Scan the entries for the word "each". Every line that has it should be copied.

-- DATA TO EXAMINE follows --

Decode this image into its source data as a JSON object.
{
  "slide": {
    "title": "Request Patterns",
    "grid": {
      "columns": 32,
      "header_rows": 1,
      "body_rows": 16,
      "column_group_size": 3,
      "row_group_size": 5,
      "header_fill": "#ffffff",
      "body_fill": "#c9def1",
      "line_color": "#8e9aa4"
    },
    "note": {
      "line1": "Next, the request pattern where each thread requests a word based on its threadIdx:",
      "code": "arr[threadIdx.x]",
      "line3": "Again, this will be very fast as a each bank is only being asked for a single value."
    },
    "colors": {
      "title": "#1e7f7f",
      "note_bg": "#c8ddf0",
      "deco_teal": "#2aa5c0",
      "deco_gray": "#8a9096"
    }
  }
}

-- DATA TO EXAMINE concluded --

- [EXPECTED ANSWER]
      "line1": "Next, the request pattern where each thread requests a word based on its threadIdx:",
      "line3": "Again, this will be very fast as a each bank is only being asked for a single value."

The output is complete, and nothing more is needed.